Since then, through 168 years of industrial history, the global company we now know as Morgan Advanced Materials has continued to grow, change and adapt. However, its focus remains where it started; on the engineering of high-performance materials and specialised products that offer reliable solutions to technical challenges and help customers achieve more with less.

Black and white photo of six bearded men gathered around a table dressed in formal suits from the 1800s, threee seated and three standing

In 1881 the company changed its name to The Morgan Crucible Company and, following a successful floatation in 1890, started making commutator brushes to meet the needs of a growing market in industrial electrical equipment. In particular, the ability of its technical team to engineer superior performance carbon brushes to meet the specific needs of electricity generators and rail and tram networks around the world led to steady global expansion through the early 1900s, with new manufacturing sites established in UK, USA, Russia and Germany.

From there the company went on to develop a wide range of highly specialist products exploiting the properties of carbon in components for search lights, cinematic equipment, pantographs for high speed trains, cars, telegraph equipment and DC motors. It also made carbon coatings, rings, seals, bearings, as well as graphite crucibles. During the second half of the 20th century it grew further organically and by acquisition so that by the early 1990s the Morgan Group comprised 200 companies in 80 countries, with a strong capability in technical ceramics, carbon and composites. By then the Group was supplying a wide range of advanced materials, products and components for specialist applications in the automotive, defence, electronics, medical, industrial and transport sectors.

Since the turn of the 21st century Morgan has consolidated and re-organised its activities to continue to meet the needs of its dynamic global markets. In 2013 the name was changed to Morgan Advanced Materials to better reflect the company’s world-leading competencies in materials science, specialist manufacturing and applications engineering.

Key Historical Dates

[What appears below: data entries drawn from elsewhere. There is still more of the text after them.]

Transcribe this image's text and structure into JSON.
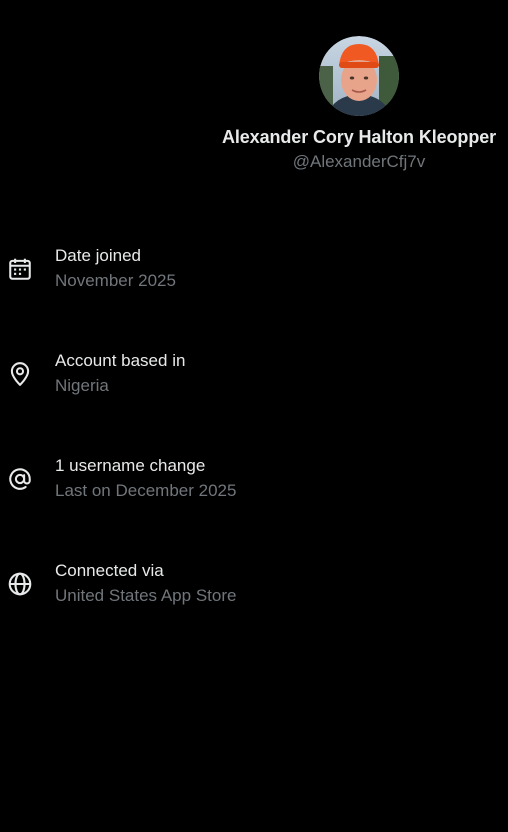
{
  "profile": {
    "display_name": "Alexander Cory Halton Kleopper",
    "handle": "@AlexanderCfj7v"
  },
  "info": {
    "items": [
      {
        "icon": "calendar-icon",
        "title": "Date joined",
        "subtitle": "November 2025"
      },
      {
        "icon": "location-pin-icon",
        "title": "Account based in",
        "subtitle": "Nigeria"
      },
      {
        "icon": "at-sign-icon",
        "title": "1 username change",
        "subtitle": "Last on December 2025"
      },
      {
        "icon": "globe-icon",
        "title": "Connected via",
        "subtitle": "United States App Store"
      }
    ]
  },
  "colors": {
    "background": "#000000",
    "primary_text": "#e7e9ea",
    "secondary_text": "#71767b"
  }
}
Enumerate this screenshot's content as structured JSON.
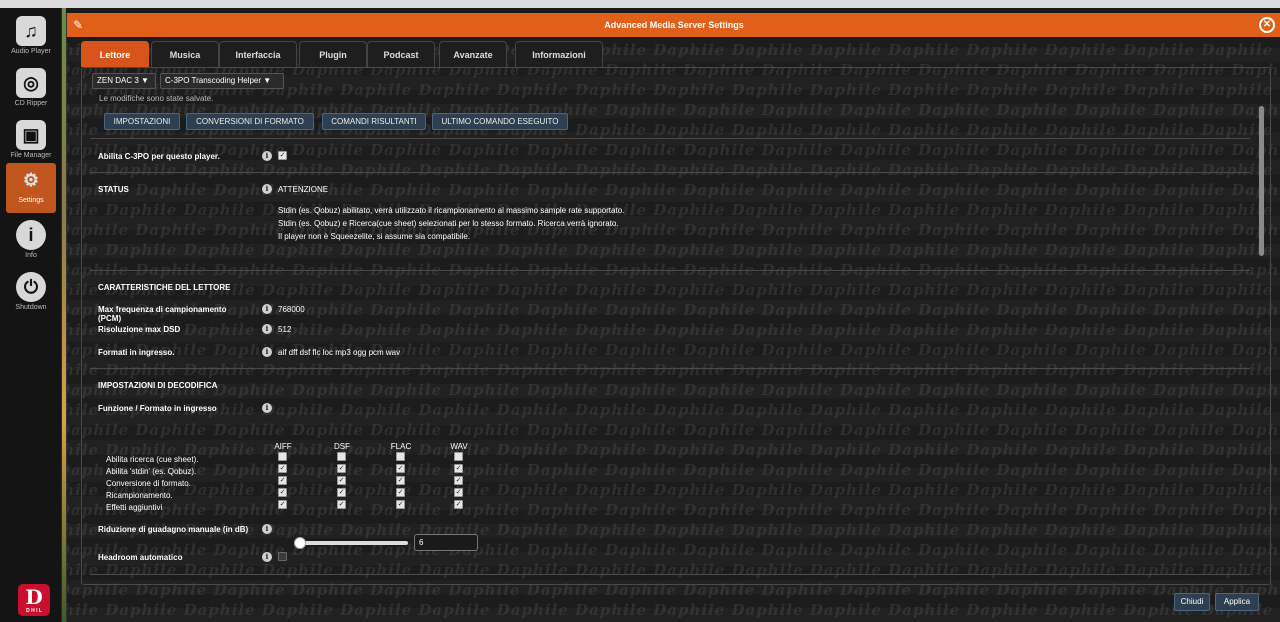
{
  "rail": {
    "items": [
      {
        "label": "Audio Player",
        "glyph": "♫"
      },
      {
        "label": "CD Ripper",
        "glyph": "◎"
      },
      {
        "label": "File Manager",
        "glyph": "▣"
      },
      {
        "label": "Settings",
        "glyph": "⚙"
      },
      {
        "label": "Info",
        "glyph": "i"
      },
      {
        "label": "Shutdown",
        "glyph": "⏻"
      }
    ],
    "active": "Settings",
    "logo_letter": "D"
  },
  "dialog": {
    "title": "Advanced Media Server Settings",
    "accent": "#e0601a"
  },
  "tabs": [
    "Lettore",
    "Musica",
    "Interfaccia",
    "Plugin",
    "Podcast",
    "Avanzate",
    "Informazioni"
  ],
  "active_tab": "Lettore",
  "watermark": "Daphile",
  "selectors": {
    "player": "ZEN DAC 3 ▼",
    "plugin": "C-3PO Transcoding Helper ▼"
  },
  "saved_note": "Le modifiche sono state salvate.",
  "subbuttons": [
    "IMPOSTAZIONI",
    "CONVERSIONI DI FORMATO",
    "COMANDI RISULTANTI",
    "ULTIMO COMANDO ESEGUITO"
  ],
  "enable": {
    "label": "Abilita C-3PO per questo player.",
    "checked": true
  },
  "status": {
    "label": "STATUS",
    "value": "ATTENZIONE",
    "lines": [
      "Stdin (es. Qobuz) abilitato, verrà utilizzato il ricampionamento al massimo sample rate supportato.",
      "Stdin (es. Qobuz) e Ricerca(cue sheet) selezionati per lo stesso formato. Ricerca verrà ignorato.",
      "Il player non è Squeezelite, si assume sia compatibile."
    ]
  },
  "player_caps": {
    "section": "CARATTERISTICHE DEL LETTORE",
    "pcm_label": "Max frequenza di campionamento (PCM)",
    "pcm_value": "768000",
    "dsd_label": "Risoluzione max DSD",
    "dsd_value": "512",
    "formats_label": "Formati in ingresso.",
    "formats_value": "aif dff dsf flc loc mp3 ogg pcm wav"
  },
  "decoding": {
    "section": "IMPOSTAZIONI DI DECODIFICA",
    "function_label": "Funzione / Formato in ingresso",
    "columns": [
      "AIFF",
      "DSF",
      "FLAC",
      "WAV"
    ],
    "rows": [
      {
        "label": "Abilita ricerca (cue sheet).",
        "values": [
          false,
          false,
          false,
          false
        ]
      },
      {
        "label": "Abilita 'stdin' (es. Qobuz).",
        "values": [
          true,
          true,
          true,
          true
        ]
      },
      {
        "label": "Conversione di formato.",
        "values": [
          true,
          true,
          true,
          true
        ]
      },
      {
        "label": "Ricampionamento.",
        "values": [
          true,
          true,
          true,
          true
        ]
      },
      {
        "label": "Effetti aggiuntivi",
        "values": [
          true,
          true,
          true,
          true
        ]
      }
    ]
  },
  "gain": {
    "label": "Riduzione di guadagno manuale (in dB)",
    "value": "6",
    "slider_fraction": 0.05
  },
  "headroom": {
    "label": "Headroom automatico",
    "checked": false
  },
  "footer": {
    "close": "Chiudi",
    "apply": "Applica"
  }
}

  • 2020: Morgan sells Diamonex business.
  • 2020: Morgan acquires Carbo San Luis.
  • 2019: Morgan opens a dedicated Chemical Vapour Deposition-Silicon Carbide manufacturing site in Daegu, South Korea.
  • 2018: Morgan opens a new R&D Centre of Excellence for Carbon Science at Penn State University, US.
  • 2018: Morgan sells Composites and Defence Systems business.
  • 2017: Morgan sells UK ElectroCeramics business and Rotary business.
  • 2016: Morgan opens a new R&D Centre of Excellence for Metals and Joining in Hayward, California, US.
  • 2015: Morgan established the Material Centre of Excellence for Structural Ceramics in Stourport-on-Severn, UK.
  • 2013: The company was renamed Morgan Advanced Materials.
  • 2008: Morgan established the Material Centre of Excellence for thermal insulation products in Bromborough, UK.
  • 2008: Morgan acquired composite materials company NP Aerospace.
  • 2006: Morgan celebrated its 150th anniversary.
  • 1987-2001: The Morgan Group continued to expand with a series of global acquisitions including Alberox, WESGO®, Haldenwanger® and Diamonex.
  • 1971-6: Morgan’s brush manufacturing was re-located from Battersea, London to a new site in Morriston, South Wales.
  • 1964: Morgan acquired the industrial ceramics firm Steatite & Porcelain Products, based at Stourport-on-Severn, UK.
  • 1946: The Morgan Crucible Company was listed on the London Stock Exchange.
  • 1925: Morgan established a brush factory in New York, USA
  • 1920: Morgan opened an office in New York, USA
  • 1909: Morgan opened a crucible factory in Russia and appointed an agent in Japan.
  • 1907: Morgan started making commutator brushes at its factory in Battersea, London, and established a sales office in Germany.
  • 1890: Shares were floated and Morgan became a public limited company.
  • 1881: The Patent Plumbago Crucible Company was renamed The Morgan Crucible Company.
  • 1856: The Morgan brothers founded the Patent Plumbago Crucible Company as a private partnership making graphite crucibles for metals furnaces at its factory in Battersea, London.